In a tennis match-fixing double fault for perpetrators this week, the International Tennis Integrity Agency (ITIA) hit Argentine player Franco Feitt with a lifetime ban, while Sweden’s National Operations Department (NOA) arrested five people in Stockholm.
lifetime ban from tennis for his role in multiple match-rigging activities
The ITIA confirmed Tuesday that a day prior, anti-corruption judge Raj Parker ruled to hand Feitt, 28, a lifetime ban from tennis for his role in multiple match-rigging activities between 2014 and 2018.
The Argentine player, whose highest Association of Tennis Professionals (ATP) singles and doubles ranking was 920 and 437 respectively, admitted to nine breaches of rules set out in the 2018 Tennis Anti-Corruption Program (TACP).
Section D.1.b of TACP demands that no player should “attempt to contrive the outcome” of an event. Feitt breached this section five times. Section D.1.e rules no player should “solicit or facilitate” any player to not perform at their best.

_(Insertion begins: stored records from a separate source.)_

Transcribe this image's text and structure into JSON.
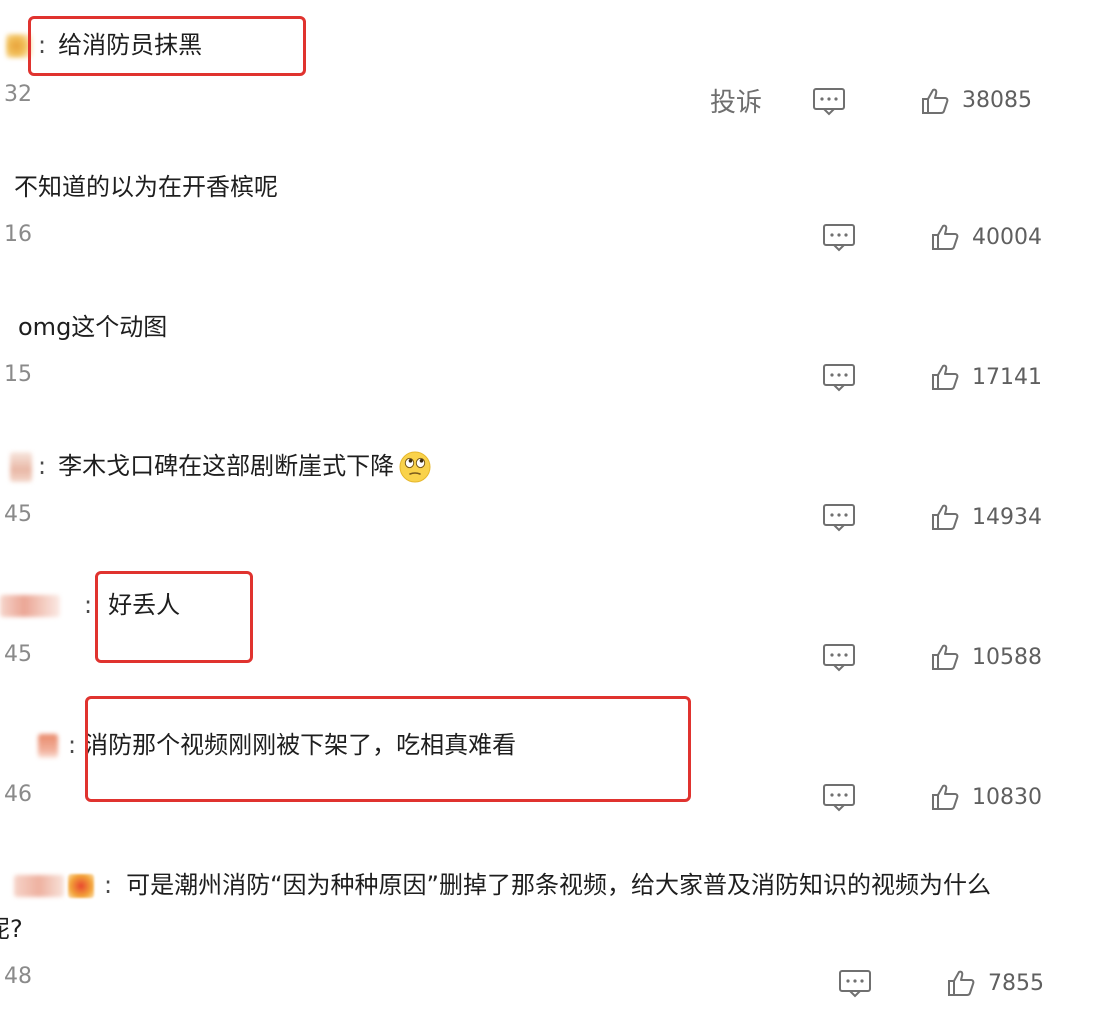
{
  "comments": [
    {
      "text": "给消防员抹黑",
      "time_prefix": "32",
      "report_label": "投诉",
      "likes": "38085"
    },
    {
      "text": "不知道的以为在开香槟呢",
      "time_prefix": "16",
      "likes": "40004"
    },
    {
      "text": "omg这个动图",
      "time_prefix": "15",
      "likes": "17141"
    },
    {
      "text": "李木戈口碑在这部剧断崖式下降",
      "time_prefix": "45",
      "likes": "14934"
    },
    {
      "text": "好丢人",
      "time_prefix": "45",
      "likes": "10588"
    },
    {
      "text": "消防那个视频刚刚被下架了，吃相真难看",
      "time_prefix": "46",
      "likes": "10830"
    },
    {
      "text": "可是潮州消防“因为种种原因”删掉了那条视频，给大家普及消防知识的视频为什么",
      "text_line2": "呢?",
      "time_prefix": "48",
      "likes": "7855"
    }
  ],
  "separator": ":",
  "icons": {
    "reply": "comment-bubble-icon",
    "like": "thumbs-up-icon",
    "emoji": "eye-roll-face-icon"
  },
  "colors": {
    "highlight": "#e0332f",
    "meta_text": "#8a8a8a",
    "icon_stroke": "#707070"
  }
}
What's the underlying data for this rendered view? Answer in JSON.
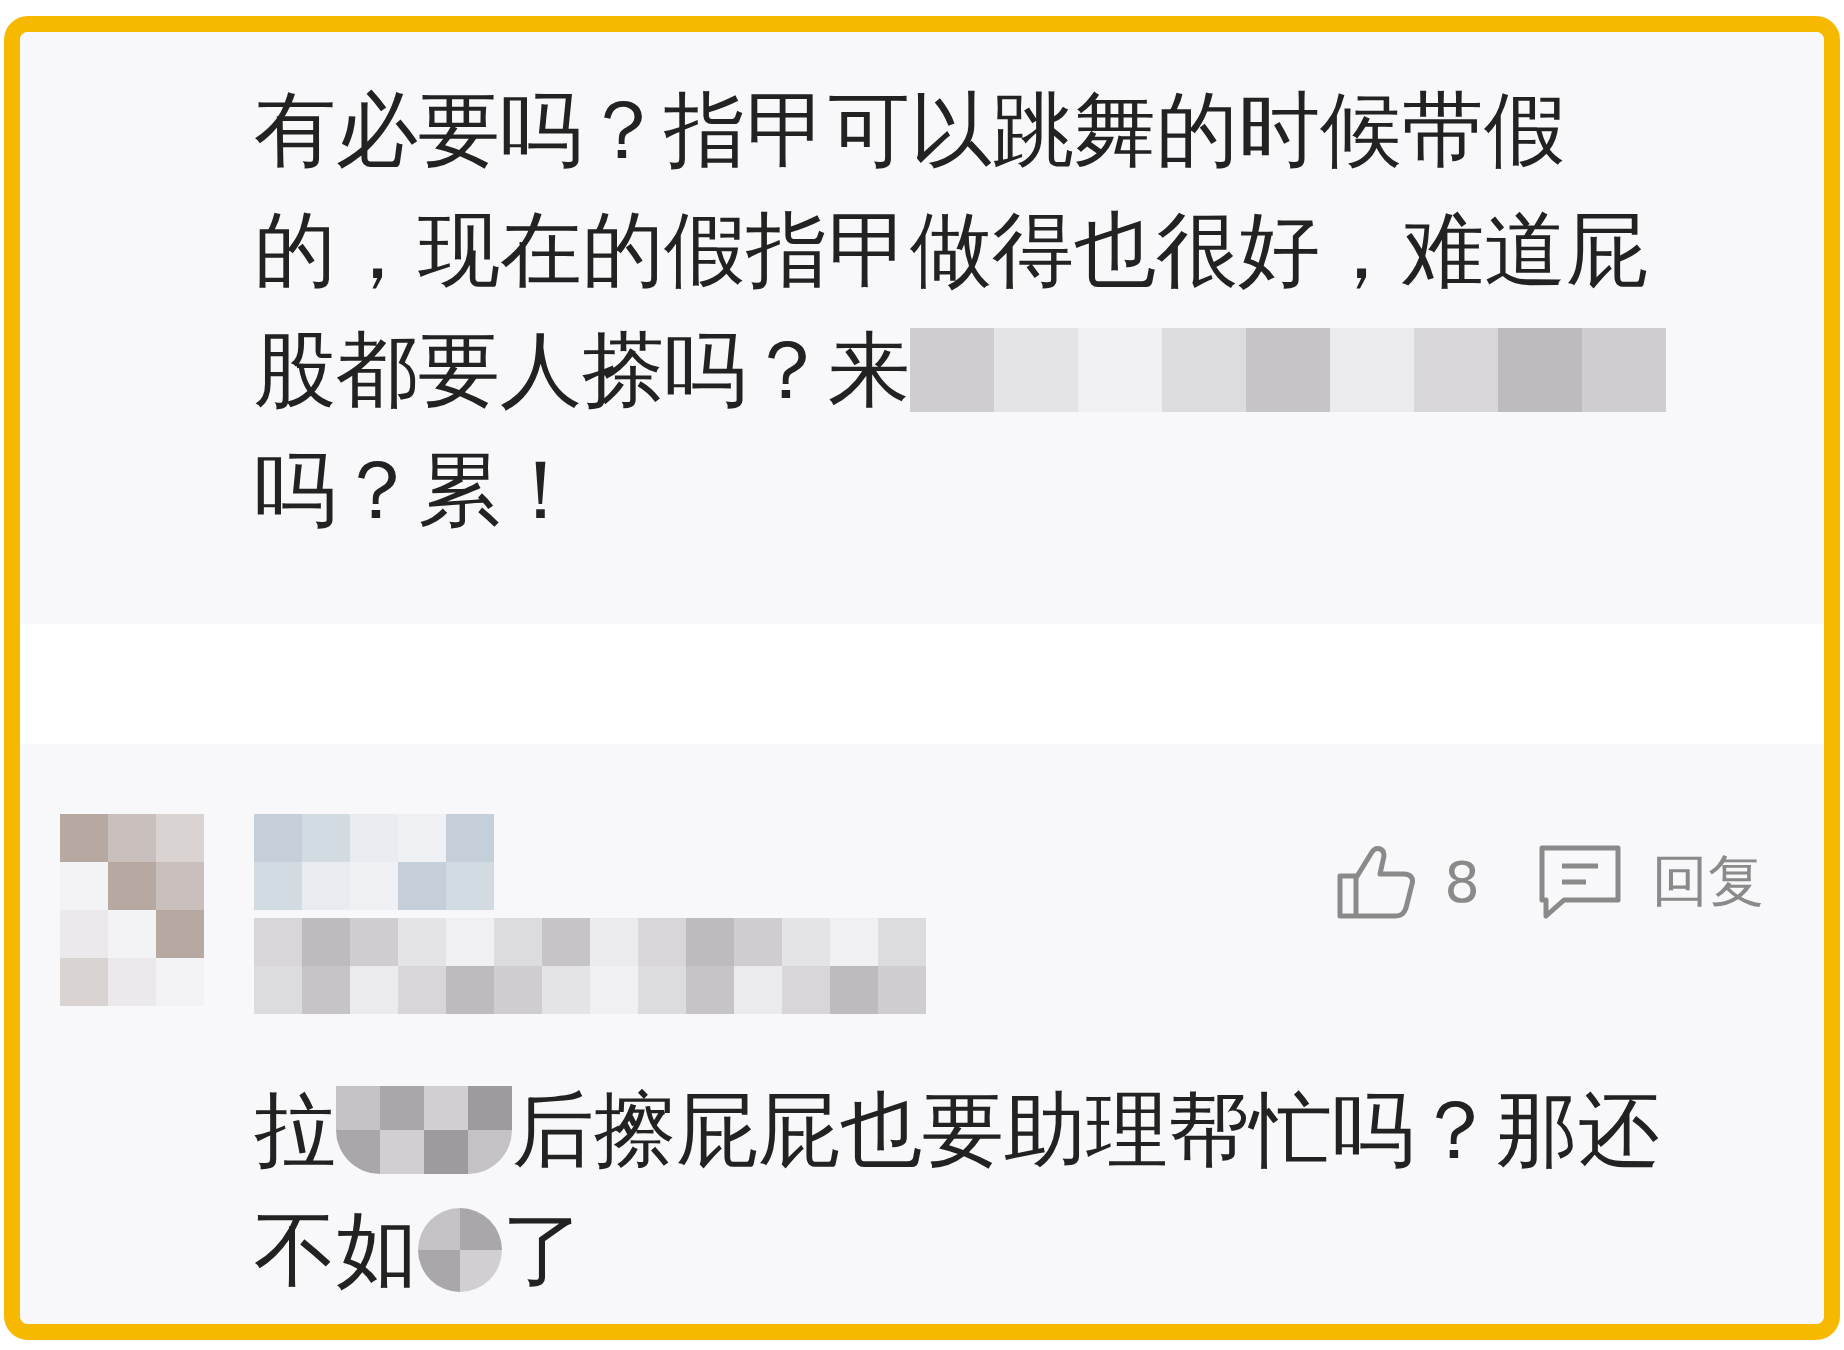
{
  "comments": [
    {
      "lines": [
        [
          {
            "kind": "text",
            "text": "有必要吗？指甲可以跳舞的时候带假"
          }
        ],
        [
          {
            "kind": "text",
            "text": "的，现在的假指甲做得也很好，难道屁"
          }
        ],
        [
          {
            "kind": "text",
            "text": "股都要人搽吗？来"
          },
          {
            "kind": "bar"
          }
        ],
        [
          {
            "kind": "text",
            "text": "吗？累！"
          }
        ]
      ]
    },
    {
      "header": {
        "likes": "8",
        "reply": "回复"
      },
      "lines": [
        [
          {
            "kind": "text",
            "text": "拉"
          },
          {
            "kind": "patch"
          },
          {
            "kind": "text",
            "text": "后擦屁屁也要助理帮忙吗？那还"
          }
        ],
        [
          {
            "kind": "text",
            "text": "不如"
          },
          {
            "kind": "dot"
          },
          {
            "kind": "text",
            "text": "了"
          }
        ]
      ]
    }
  ]
}
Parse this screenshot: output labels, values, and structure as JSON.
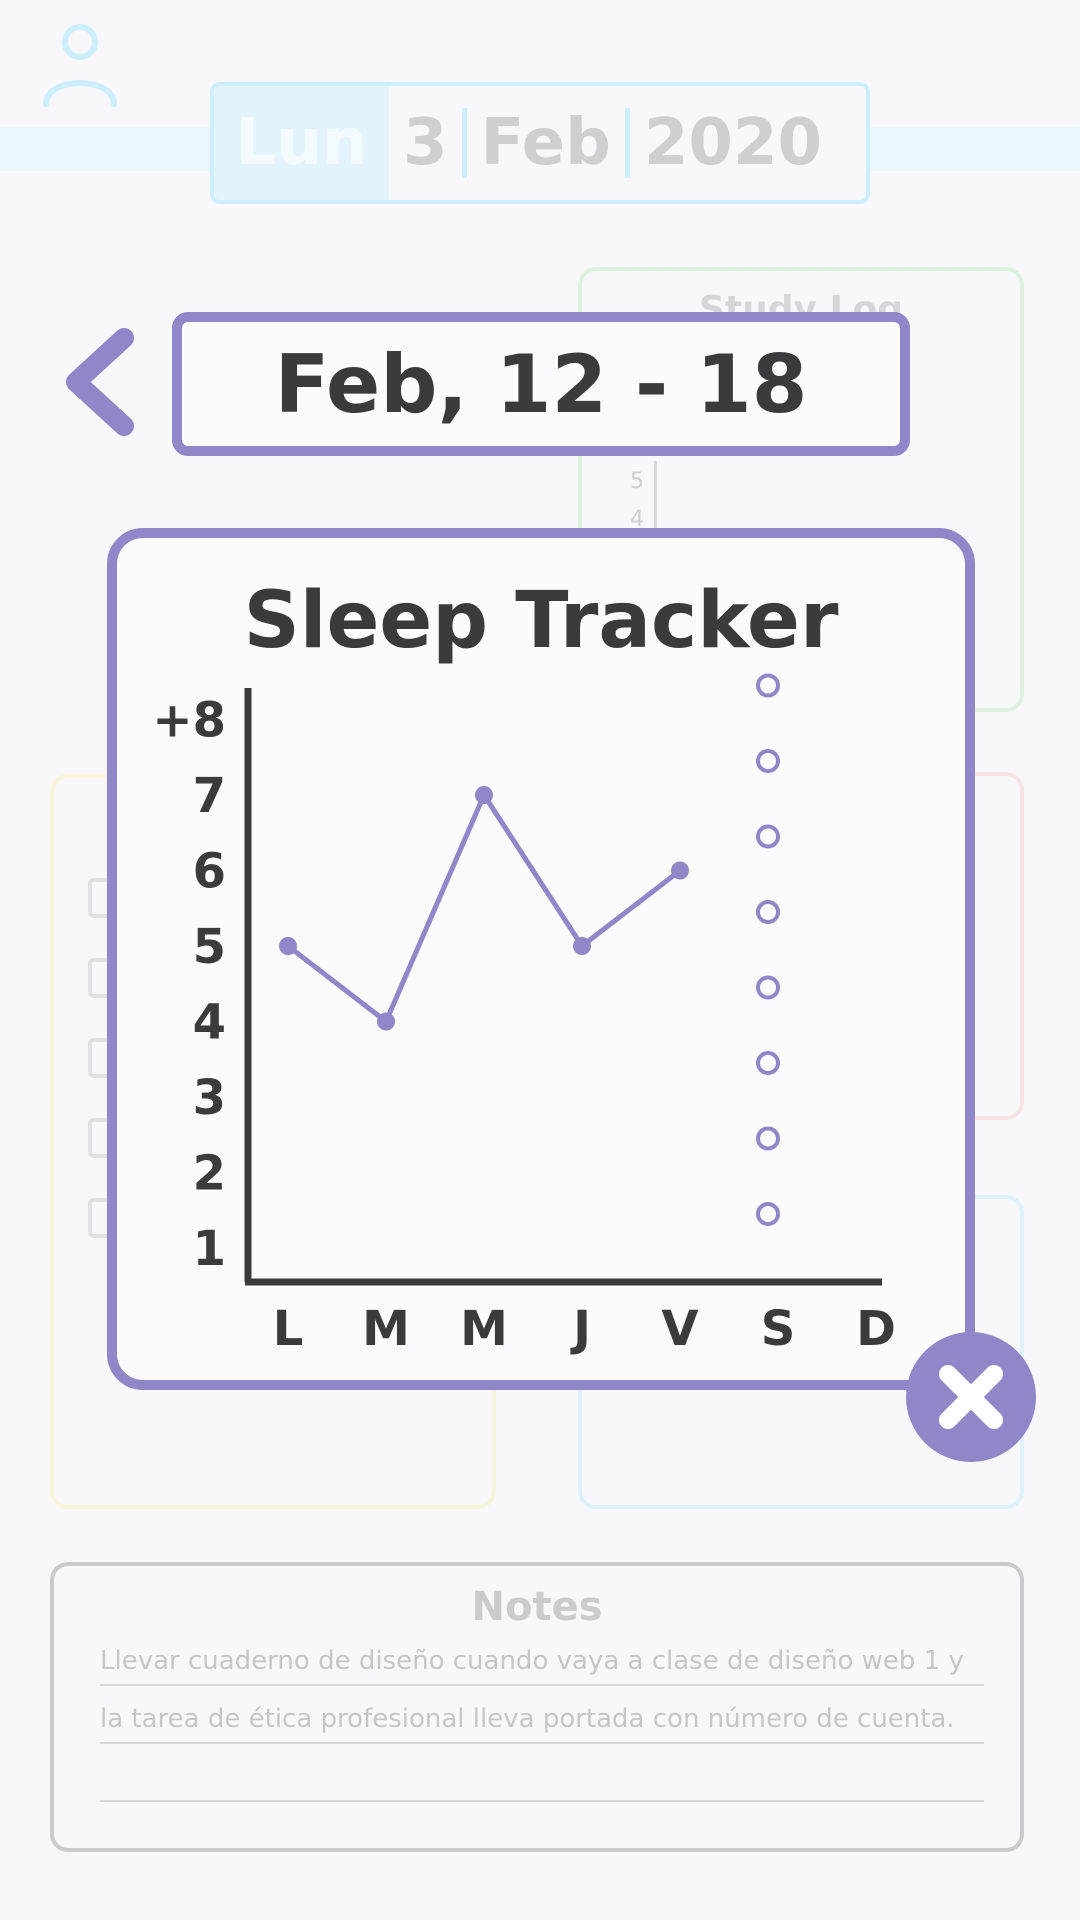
{
  "header": {
    "day": "Lun",
    "date_day": "3",
    "date_month": "Feb",
    "date_year": "2020"
  },
  "study_log": {
    "title": "Study Log",
    "ticks": [
      "5",
      "4"
    ]
  },
  "week": {
    "range": "Feb, 12 - 18"
  },
  "modal": {
    "title": "Sleep Tracker"
  },
  "chart_data": {
    "type": "line",
    "categories": [
      "L",
      "M",
      "M",
      "J",
      "V",
      "S",
      "D"
    ],
    "y_tick_labels": [
      "+8",
      "7",
      "6",
      "5",
      "4",
      "3",
      "2",
      "1"
    ],
    "ylim": [
      1,
      8
    ],
    "series": [
      {
        "values": [
          5,
          4,
          7,
          5,
          6,
          null,
          null
        ]
      }
    ],
    "option_dots_column": "S",
    "option_dots_values": [
      8,
      7,
      6,
      5,
      4,
      3,
      2,
      1
    ],
    "colors": {
      "line": "#8f87c7",
      "axis": "#3b3b3d"
    }
  },
  "notes": {
    "title": "Notes",
    "lines": [
      "Llevar cuaderno de diseño cuando vaya a clase de diseño web 1 y",
      "la tarea de ética profesional lleva portada con número de cuenta.",
      ""
    ]
  },
  "icons": {
    "profile": "profile-icon",
    "back": "chevron-left-icon",
    "close": "close-icon"
  },
  "colors": {
    "accent": "#8f87c7",
    "text": "#3b3b3d",
    "background": "#f8f8fc"
  }
}
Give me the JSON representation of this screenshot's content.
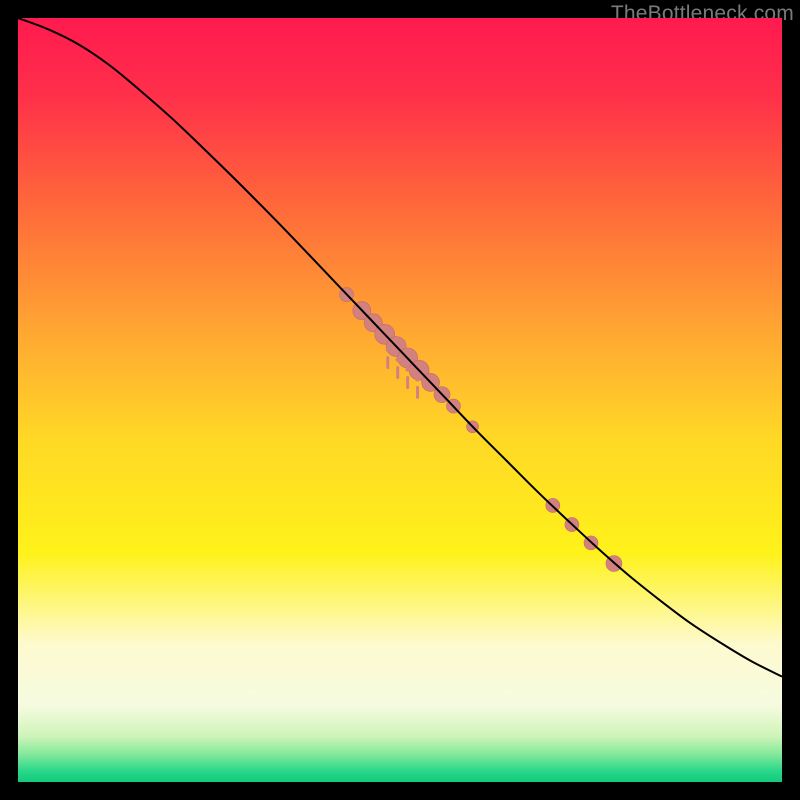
{
  "watermark": "TheBottleneck.com",
  "chart_data": {
    "type": "line",
    "title": "",
    "xlabel": "",
    "ylabel": "",
    "xlim": [
      0,
      100
    ],
    "ylim": [
      0,
      100
    ],
    "background_gradient": {
      "stops": [
        {
          "offset": 0.0,
          "color": "#ff1a4f"
        },
        {
          "offset": 0.1,
          "color": "#ff2f4a"
        },
        {
          "offset": 0.25,
          "color": "#ff6a3a"
        },
        {
          "offset": 0.4,
          "color": "#ffa333"
        },
        {
          "offset": 0.55,
          "color": "#ffd826"
        },
        {
          "offset": 0.7,
          "color": "#fff21a"
        },
        {
          "offset": 0.82,
          "color": "#fdfacf"
        },
        {
          "offset": 0.9,
          "color": "#f6fbe0"
        },
        {
          "offset": 0.94,
          "color": "#cff4b9"
        },
        {
          "offset": 0.965,
          "color": "#7fe89a"
        },
        {
          "offset": 0.985,
          "color": "#2bd88a"
        },
        {
          "offset": 1.0,
          "color": "#12c97e"
        }
      ]
    },
    "series": [
      {
        "name": "curve",
        "type": "line",
        "stroke": "#000000",
        "stroke_width": 2,
        "points": [
          {
            "x": 0.0,
            "y": 100.0
          },
          {
            "x": 4.0,
            "y": 98.5
          },
          {
            "x": 8.0,
            "y": 96.5
          },
          {
            "x": 12.0,
            "y": 93.8
          },
          {
            "x": 16.0,
            "y": 90.5
          },
          {
            "x": 20.0,
            "y": 87.0
          },
          {
            "x": 24.0,
            "y": 83.2
          },
          {
            "x": 28.0,
            "y": 79.3
          },
          {
            "x": 32.0,
            "y": 75.3
          },
          {
            "x": 36.0,
            "y": 71.2
          },
          {
            "x": 40.0,
            "y": 67.0
          },
          {
            "x": 44.0,
            "y": 62.8
          },
          {
            "x": 48.0,
            "y": 58.6
          },
          {
            "x": 52.0,
            "y": 54.4
          },
          {
            "x": 56.0,
            "y": 50.2
          },
          {
            "x": 60.0,
            "y": 46.0
          },
          {
            "x": 64.0,
            "y": 42.0
          },
          {
            "x": 68.0,
            "y": 38.0
          },
          {
            "x": 72.0,
            "y": 34.2
          },
          {
            "x": 76.0,
            "y": 30.5
          },
          {
            "x": 80.0,
            "y": 27.0
          },
          {
            "x": 84.0,
            "y": 23.8
          },
          {
            "x": 88.0,
            "y": 20.8
          },
          {
            "x": 92.0,
            "y": 18.2
          },
          {
            "x": 96.0,
            "y": 15.8
          },
          {
            "x": 100.0,
            "y": 13.8
          }
        ]
      },
      {
        "name": "cluster-markers",
        "type": "scatter",
        "fill": "#d3817f",
        "stroke": "#bb6d6b",
        "points": [
          {
            "x": 43.0,
            "y": 63.8,
            "r": 7
          },
          {
            "x": 45.0,
            "y": 61.7,
            "r": 9
          },
          {
            "x": 46.5,
            "y": 60.1,
            "r": 9
          },
          {
            "x": 48.0,
            "y": 58.6,
            "r": 10
          },
          {
            "x": 49.5,
            "y": 57.0,
            "r": 10
          },
          {
            "x": 51.0,
            "y": 55.5,
            "r": 10
          },
          {
            "x": 52.5,
            "y": 53.9,
            "r": 10
          },
          {
            "x": 54.0,
            "y": 52.3,
            "r": 9
          },
          {
            "x": 55.5,
            "y": 50.7,
            "r": 8
          },
          {
            "x": 57.0,
            "y": 49.2,
            "r": 7
          },
          {
            "x": 59.5,
            "y": 46.5,
            "r": 6
          },
          {
            "x": 70.0,
            "y": 36.2,
            "r": 7
          },
          {
            "x": 72.5,
            "y": 33.7,
            "r": 7
          },
          {
            "x": 75.0,
            "y": 31.3,
            "r": 7
          },
          {
            "x": 78.0,
            "y": 28.6,
            "r": 8
          }
        ]
      },
      {
        "name": "cluster-ticks",
        "type": "scatter",
        "fill": "#d3817f",
        "points": [
          {
            "x": 48.4,
            "y": 56.6,
            "r": 2.2
          },
          {
            "x": 49.7,
            "y": 55.3,
            "r": 2.2
          },
          {
            "x": 51.0,
            "y": 54.0,
            "r": 2.2
          },
          {
            "x": 52.3,
            "y": 52.7,
            "r": 2.2
          }
        ]
      }
    ]
  }
}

Feist admitted to three breaches of this section. The Argentine also confessed to one breach of Section D.2.a.i, which demands that players report to the ITIA any approaches made to them by other people in relation to match-fixing.
The ITIA ruling permanently bars Feitt from “playing in or attending any tennis event authorized or sanctioned by the governing bodies of tennis.” He must also pay a fine of $25,000.
Five under arrest in Stockholm
Over in Stockholm, the NOA, which falls under the Swedish Police Authority, arrested five people on April 14 in a tennis match-fixing crackdown. The NOA also searched several residences during the raid. The alleged match-fixing is said to have involved “large sums of money”, according to a news release by the Swedish Police Authority.
match-fixing is said to have involved “large sums of money”
The Police authority, along with the Swedish Sports Confederation, the Public Prosecutor’s Office, and the Swedish National Council for Crime Prevention, regards match-fixing as a “significant threat” to sport.
The head of the NOA’s anti-corruption group, Stefan Erkensjö, said that the Swedish authority could see that “all sports risk being affected by match-fixing.” He added that the NOA counters the match-rigging problem through “preventive efforts and collaboration at several different levels.”
Tennis fights back against match-fixing
Following the arrests by the NOA in Sweden and the ITIA’s lifetime ban on Feitt, the game dubbed the sport of kings in its original form is fighting back against match-fixing.
Late last year, the ITIA (then known as the Tennis Integrity Unit, or TIU) fined the Khachatryan brothers from Bulgaria a collective total of $300,000 for tennis match-fixing. The ITIA banned one brother from tennis for life, and the other for ten years.
Exacerbated by the suspension of both men’s and women’s tours because of the COVID-19 outbreak in 2020, the ITIA received reports of 24 suspicious matches held between April and June of last year.
At the time, the sports integrity body warned in a statement that: “Suspicious betting on tennis during the lockdown is seen as a firm indicator that corruptors remain active, and are likely to increase their focus on the sport when professional tennis resumes in August.”